#### Required action:
One number is the whole answer: how many lines of the records include "Happy".

[Web page and app entries]
::::
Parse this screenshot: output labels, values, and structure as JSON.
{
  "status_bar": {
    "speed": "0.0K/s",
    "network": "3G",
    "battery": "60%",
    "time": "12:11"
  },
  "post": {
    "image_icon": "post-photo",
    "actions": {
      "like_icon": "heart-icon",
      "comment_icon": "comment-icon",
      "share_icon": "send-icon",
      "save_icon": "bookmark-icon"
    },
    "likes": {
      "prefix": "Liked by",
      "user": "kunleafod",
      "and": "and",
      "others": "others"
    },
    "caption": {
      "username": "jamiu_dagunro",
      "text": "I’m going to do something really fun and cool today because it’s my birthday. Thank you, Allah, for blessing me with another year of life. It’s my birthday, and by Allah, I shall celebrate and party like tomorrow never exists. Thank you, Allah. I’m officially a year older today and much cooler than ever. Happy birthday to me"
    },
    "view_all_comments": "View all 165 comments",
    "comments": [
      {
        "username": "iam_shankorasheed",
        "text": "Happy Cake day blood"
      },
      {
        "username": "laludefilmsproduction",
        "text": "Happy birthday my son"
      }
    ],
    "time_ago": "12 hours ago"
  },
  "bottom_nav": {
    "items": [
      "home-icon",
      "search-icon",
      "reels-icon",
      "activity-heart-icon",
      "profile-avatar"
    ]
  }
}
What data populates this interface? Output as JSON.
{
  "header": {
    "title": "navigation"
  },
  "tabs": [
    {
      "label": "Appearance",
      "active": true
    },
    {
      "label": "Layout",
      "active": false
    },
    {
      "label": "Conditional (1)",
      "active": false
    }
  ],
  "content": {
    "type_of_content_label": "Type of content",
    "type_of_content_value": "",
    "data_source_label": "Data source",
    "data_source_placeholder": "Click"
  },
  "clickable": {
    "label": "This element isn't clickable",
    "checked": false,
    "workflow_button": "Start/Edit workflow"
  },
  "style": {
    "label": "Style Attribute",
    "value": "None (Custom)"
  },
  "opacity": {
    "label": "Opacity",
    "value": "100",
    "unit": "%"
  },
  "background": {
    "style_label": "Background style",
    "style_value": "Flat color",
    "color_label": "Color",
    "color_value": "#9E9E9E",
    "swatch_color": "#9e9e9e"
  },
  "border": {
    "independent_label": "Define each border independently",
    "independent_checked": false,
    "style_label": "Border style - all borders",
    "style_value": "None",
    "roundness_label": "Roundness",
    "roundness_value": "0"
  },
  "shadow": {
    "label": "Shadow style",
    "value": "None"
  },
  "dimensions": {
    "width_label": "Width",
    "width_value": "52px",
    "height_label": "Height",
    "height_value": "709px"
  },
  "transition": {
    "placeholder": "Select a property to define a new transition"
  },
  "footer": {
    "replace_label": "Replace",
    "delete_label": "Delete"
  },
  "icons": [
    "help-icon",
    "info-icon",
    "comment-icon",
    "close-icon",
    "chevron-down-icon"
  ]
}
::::
#### Answer for this exercise:
3